* _Source data_
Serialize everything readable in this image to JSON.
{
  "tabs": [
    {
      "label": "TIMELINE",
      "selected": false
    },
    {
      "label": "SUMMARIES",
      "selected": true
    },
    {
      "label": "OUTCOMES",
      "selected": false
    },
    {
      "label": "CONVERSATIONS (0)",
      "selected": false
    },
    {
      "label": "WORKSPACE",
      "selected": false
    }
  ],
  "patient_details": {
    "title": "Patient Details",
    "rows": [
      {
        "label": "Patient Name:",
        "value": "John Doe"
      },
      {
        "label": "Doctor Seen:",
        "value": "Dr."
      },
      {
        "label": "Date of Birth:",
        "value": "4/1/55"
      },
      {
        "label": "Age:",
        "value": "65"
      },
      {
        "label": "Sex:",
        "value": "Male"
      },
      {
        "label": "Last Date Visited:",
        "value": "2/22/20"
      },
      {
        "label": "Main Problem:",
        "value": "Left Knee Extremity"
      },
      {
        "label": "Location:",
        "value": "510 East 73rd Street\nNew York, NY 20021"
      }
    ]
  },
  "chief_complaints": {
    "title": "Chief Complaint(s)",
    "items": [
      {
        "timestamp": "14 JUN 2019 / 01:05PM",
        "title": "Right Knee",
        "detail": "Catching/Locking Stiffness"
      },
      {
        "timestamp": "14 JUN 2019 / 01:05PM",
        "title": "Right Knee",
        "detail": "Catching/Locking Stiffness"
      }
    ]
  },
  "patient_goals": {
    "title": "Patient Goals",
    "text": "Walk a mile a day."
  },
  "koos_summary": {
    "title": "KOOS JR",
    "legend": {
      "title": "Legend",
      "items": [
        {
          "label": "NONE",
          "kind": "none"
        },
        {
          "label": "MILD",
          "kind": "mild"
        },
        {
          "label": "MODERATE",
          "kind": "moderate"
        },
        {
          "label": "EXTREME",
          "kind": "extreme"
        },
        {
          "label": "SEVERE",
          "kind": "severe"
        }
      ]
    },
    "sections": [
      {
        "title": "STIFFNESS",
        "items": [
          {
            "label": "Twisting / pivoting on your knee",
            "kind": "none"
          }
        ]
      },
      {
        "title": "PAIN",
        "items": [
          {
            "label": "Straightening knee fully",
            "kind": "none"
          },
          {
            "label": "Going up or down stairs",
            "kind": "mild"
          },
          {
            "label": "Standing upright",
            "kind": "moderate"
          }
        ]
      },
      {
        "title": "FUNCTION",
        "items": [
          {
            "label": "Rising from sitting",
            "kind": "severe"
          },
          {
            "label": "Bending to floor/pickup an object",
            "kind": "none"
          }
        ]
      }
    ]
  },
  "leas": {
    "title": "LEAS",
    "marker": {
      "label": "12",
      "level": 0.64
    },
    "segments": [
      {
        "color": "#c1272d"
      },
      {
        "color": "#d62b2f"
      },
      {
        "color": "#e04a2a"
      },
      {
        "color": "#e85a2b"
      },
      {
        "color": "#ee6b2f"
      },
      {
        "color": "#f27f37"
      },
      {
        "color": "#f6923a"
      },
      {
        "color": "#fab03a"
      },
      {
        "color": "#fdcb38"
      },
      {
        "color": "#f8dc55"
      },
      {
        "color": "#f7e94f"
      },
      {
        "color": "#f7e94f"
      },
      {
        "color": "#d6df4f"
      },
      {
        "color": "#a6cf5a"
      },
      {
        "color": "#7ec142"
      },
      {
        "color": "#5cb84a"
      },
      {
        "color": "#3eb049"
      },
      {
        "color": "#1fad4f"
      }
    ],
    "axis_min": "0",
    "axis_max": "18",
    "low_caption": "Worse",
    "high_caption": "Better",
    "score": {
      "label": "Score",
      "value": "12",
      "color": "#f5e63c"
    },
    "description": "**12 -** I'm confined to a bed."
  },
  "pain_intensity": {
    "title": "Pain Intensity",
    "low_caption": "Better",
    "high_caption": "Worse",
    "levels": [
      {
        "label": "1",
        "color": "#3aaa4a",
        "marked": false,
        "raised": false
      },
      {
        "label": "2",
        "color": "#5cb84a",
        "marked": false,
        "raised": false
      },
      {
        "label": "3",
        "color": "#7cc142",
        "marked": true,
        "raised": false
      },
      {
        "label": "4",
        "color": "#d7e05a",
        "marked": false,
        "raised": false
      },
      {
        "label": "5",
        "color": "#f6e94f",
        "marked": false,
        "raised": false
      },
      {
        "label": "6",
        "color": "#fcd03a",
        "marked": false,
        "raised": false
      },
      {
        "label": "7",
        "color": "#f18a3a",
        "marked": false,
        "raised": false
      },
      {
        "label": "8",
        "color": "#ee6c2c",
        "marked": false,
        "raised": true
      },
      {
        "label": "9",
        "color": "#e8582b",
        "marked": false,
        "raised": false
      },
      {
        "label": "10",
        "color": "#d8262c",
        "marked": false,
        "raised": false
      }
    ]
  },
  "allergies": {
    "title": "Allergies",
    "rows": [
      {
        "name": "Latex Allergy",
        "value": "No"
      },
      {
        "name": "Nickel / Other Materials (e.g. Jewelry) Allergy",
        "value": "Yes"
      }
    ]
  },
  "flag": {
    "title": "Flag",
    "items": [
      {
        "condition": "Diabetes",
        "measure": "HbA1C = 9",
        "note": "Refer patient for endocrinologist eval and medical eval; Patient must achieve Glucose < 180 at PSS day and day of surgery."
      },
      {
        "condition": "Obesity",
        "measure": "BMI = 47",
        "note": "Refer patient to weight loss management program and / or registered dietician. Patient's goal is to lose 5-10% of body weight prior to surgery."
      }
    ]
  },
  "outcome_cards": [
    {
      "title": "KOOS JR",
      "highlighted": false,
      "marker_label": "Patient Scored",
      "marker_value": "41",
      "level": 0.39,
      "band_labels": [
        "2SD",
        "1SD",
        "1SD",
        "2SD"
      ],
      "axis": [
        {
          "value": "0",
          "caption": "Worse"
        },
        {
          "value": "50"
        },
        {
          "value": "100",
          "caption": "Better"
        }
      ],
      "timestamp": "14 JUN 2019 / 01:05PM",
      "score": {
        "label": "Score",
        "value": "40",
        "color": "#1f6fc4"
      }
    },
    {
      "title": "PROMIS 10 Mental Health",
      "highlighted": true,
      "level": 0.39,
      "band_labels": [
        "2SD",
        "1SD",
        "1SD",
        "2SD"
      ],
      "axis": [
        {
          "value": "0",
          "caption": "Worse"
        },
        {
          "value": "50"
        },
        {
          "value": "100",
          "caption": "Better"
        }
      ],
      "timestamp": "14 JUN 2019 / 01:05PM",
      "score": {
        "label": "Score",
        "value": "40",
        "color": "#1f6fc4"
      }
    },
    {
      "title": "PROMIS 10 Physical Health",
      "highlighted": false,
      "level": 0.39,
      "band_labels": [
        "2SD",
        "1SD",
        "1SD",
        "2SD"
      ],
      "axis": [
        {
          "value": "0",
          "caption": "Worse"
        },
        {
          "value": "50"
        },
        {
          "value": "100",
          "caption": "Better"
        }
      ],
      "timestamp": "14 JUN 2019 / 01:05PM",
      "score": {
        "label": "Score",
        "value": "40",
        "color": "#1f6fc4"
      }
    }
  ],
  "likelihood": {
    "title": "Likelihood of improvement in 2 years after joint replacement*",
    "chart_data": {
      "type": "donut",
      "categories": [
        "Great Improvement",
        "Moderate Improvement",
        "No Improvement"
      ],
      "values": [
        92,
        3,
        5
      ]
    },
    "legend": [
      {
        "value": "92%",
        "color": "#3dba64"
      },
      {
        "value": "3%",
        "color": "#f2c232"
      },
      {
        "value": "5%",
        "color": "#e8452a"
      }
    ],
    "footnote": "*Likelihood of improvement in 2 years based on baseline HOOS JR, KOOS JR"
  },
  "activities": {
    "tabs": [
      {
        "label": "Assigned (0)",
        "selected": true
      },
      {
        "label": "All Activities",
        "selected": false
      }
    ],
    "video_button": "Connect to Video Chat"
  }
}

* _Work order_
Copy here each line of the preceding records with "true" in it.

* _Response area_
      "selected": true
        "marked": true,
        "raised": true
      "highlighted": true,
        "selected": true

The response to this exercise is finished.